I'm out on a field visit the other day, with James and Peter, two of the Sudanese staff, checking out some of the organization's projects in a few rural villages for a story I'm doing. They've been providing financial support to build schools and clinics here, using a method called 'cash-for-work,' where they lay out the money for the materials, and to hire people from the village as short-term laborers to do the construction. It's a double benefit, as it not only stimulates the economy, but also helps communities develop needed infrastructure- once the story is finalized, I'll post it here.
After seeing the sites, we stop for lunch at a restaurant that was deceptively nice, considering the size of the town. This is 'nice' by southern Sudanese standards, of course- it's clean enough for this corner of the developing world, but I can only imagine the horror on the face of my brother the chef, or a health inspector back home if he or she saw the place. The restaurant, a big tin building, is big enough to have several tables, an open kitchen, fans redistributing the hot air, a stereo blasting Arabic pop, and (weirdest of all) two glass display cases for sodas and water, the kind you would see in any convenience store in the West, filled with 7-Up, Coke and Pepsi, all labeled in Arabic script.
The kitchen consists of a large area near the front of the building, where three guys scoop beans into bowls, fry eggs on a charcoal-fired grill, and mix a massive pot full of a combination of bread, beef, onions, and egg, a sort of goulash that gets dumped into a communal bowl for people to pick from, using their right hand only, of course.

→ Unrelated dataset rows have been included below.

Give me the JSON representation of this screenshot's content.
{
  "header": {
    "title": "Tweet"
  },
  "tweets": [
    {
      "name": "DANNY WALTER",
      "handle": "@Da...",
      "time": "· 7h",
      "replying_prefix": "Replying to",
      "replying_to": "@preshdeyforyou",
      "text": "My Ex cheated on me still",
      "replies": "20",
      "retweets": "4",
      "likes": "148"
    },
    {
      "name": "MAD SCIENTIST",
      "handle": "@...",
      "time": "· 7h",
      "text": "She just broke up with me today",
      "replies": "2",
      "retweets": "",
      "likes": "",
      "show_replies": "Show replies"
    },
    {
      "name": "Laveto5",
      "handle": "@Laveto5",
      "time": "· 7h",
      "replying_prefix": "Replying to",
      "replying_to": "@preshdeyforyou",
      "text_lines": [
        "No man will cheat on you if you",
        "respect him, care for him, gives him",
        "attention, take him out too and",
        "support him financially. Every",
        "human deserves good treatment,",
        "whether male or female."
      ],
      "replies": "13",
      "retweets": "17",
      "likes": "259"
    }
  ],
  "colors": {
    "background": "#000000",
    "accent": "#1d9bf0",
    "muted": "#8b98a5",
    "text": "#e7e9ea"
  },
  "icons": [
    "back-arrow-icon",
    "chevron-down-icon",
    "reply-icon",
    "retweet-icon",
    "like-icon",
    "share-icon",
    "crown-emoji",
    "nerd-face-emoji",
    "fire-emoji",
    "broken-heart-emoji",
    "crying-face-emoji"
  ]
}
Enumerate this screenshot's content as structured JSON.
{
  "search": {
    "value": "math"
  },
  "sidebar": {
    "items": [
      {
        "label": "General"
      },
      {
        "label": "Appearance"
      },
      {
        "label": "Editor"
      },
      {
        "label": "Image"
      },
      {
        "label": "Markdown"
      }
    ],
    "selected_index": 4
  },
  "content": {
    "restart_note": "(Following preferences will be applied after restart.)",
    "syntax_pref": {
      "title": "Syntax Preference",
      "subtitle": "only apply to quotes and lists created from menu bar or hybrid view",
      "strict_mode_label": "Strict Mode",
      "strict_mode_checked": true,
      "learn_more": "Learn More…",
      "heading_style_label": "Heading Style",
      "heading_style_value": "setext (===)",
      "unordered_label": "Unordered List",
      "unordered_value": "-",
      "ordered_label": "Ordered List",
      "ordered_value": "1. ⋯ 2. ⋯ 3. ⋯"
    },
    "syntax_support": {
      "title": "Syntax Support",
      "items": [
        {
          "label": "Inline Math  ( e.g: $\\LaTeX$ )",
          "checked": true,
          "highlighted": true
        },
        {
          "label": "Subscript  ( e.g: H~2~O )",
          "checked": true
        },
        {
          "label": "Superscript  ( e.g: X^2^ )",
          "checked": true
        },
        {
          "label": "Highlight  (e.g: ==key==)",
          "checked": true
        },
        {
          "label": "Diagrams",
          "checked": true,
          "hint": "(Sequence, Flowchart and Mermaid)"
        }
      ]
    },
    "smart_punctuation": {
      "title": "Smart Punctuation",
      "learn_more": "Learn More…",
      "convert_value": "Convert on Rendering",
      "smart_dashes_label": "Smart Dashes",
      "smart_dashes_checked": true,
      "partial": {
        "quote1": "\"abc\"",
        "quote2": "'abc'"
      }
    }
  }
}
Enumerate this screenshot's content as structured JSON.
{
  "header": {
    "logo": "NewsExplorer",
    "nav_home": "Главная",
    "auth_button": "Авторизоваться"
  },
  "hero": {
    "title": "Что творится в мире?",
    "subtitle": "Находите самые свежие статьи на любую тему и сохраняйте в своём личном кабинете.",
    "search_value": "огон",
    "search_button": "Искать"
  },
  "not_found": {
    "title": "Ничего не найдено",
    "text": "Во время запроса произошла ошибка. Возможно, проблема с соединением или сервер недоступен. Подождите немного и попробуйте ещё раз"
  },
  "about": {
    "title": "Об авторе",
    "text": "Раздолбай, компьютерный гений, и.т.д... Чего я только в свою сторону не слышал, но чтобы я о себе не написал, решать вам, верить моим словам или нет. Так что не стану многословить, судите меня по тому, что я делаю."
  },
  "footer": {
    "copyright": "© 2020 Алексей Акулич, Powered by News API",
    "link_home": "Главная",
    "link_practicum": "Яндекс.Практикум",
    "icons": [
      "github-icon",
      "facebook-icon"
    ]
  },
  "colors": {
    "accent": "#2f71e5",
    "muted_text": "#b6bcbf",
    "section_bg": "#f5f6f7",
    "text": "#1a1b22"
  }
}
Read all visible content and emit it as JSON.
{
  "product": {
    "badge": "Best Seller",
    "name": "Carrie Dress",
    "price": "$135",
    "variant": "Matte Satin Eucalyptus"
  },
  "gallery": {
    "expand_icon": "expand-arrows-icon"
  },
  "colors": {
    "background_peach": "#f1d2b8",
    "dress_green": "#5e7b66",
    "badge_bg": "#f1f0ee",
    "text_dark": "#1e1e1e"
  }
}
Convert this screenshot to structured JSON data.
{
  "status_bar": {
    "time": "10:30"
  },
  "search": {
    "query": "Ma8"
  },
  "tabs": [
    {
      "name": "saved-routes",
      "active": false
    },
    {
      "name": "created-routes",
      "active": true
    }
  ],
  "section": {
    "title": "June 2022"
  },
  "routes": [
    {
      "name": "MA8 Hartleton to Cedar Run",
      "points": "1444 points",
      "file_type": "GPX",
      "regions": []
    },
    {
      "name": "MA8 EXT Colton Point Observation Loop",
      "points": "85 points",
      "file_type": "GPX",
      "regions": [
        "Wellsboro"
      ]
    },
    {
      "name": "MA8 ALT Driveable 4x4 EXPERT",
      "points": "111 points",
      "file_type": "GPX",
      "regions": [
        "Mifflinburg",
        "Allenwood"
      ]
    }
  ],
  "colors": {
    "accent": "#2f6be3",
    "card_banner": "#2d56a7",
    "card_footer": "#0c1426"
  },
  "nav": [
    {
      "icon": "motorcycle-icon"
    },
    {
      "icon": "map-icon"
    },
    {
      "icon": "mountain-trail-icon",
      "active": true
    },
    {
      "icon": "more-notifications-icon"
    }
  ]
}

Southern Sudanese food will never win any awards for culinary excellence; beans, meat, stew, bread, fried eggs. I ask for a plate of fuul Arabiya (Arab beans, as they're called here), mashed fava beans served with a small squirt of lime juice and a couple of surprisingly good disc-shaped pieces of bread. Beans have been my usual fare when eating in the field, as they're usually a pretty safe bet- they're hard to screw up, and less likely to make you sick. The fava beans are pretty bitter, but the lime (along with salt) helps.
One of the young boys waiting the tables brings our food- James and Peter, along with our driver, tear into the big bowl, while I dip the bread into the beans. People eat quickly here, and there's little discussion, usually. After we finish though, and are polishing off the sodas, James has a question for me.
"So, Nathaniel, are you married?"
"No," I answer. "Not married, no children." They find this incredibly funny for some reason.
James, Peter, and the driver chat amongst themselves for a moment, speaking Dinka. They turn back to me.
"In your country," Peter asks, "how much do you have to pay for a dowry when you marry?"
I pause for a second, trying to figure out how best to answer this.
"Well, in the US we don't pay a dowry when we get married," I answer, trying not to appear too taken aback.
If the answer about not being married was funny, this is absolutely hilarious.
"This is a very good system!" James says, guffawing- Peter and the driver do the same nodding their heads in agreement.
In Sudan, as in a number of places throughout the world, when a couple wants to marry, the groom is responsible for paying a 'dowry,' a price to the bride's family, as a way of owning the woman. In Dinka territory, where people have been raising livestock for thousands of years (with very little changing, aside from the occasional radio and English Premier League football jersey), the currency of choice is cattle. Around Malualkon a groom's family will likely pay anywhere from 30-80 cows, an expense that can translate to thousands of dollars. I understand that it's tradition, but the idea of 'purchasing' someone seems inherently wrong to me. I try to think of how best to explain it, without stepping on anyone's metaphorical cultural toes.
"Around here, some people ('like you,' I think to myself), think that men and women aren't equal, that men are higher than women, right? They nod their heads at this seemingly obvious truth.
"In the West, men and women are seen as equal," I continue. "If they decide that they love each other and want to get married, they just decide to do it, there's no payment involved. Sometimes the man will ask the woman's family for permission, but it isn't required. Also, both families will usually help pay for the ceremony, the food, the music, and that sort of thing, but there's no price for any person."
"That is a good system," Peter says. "But here, it is very different."
No kidding. There are any number of arguments that can be made about 'culture,' and how something perfectly acceptable in one place may be criminal somewhere else. In grad school we talked a lot about the concept of 'universalism,' the idea that there are a certain set of basic human rights to which everyone should be entitled, regardless of culture. I know that I'm imposing my 'Western' values on a country that it feels like time forgot, but still, the idea of buying or selling anyone just seems wrong. If there's one thing I've come to realize in my time working in the developing world though, it's that I'm not going to change much, no matter how much I might wish it were different. Social change is a slow, indigenous process, and has to come from within.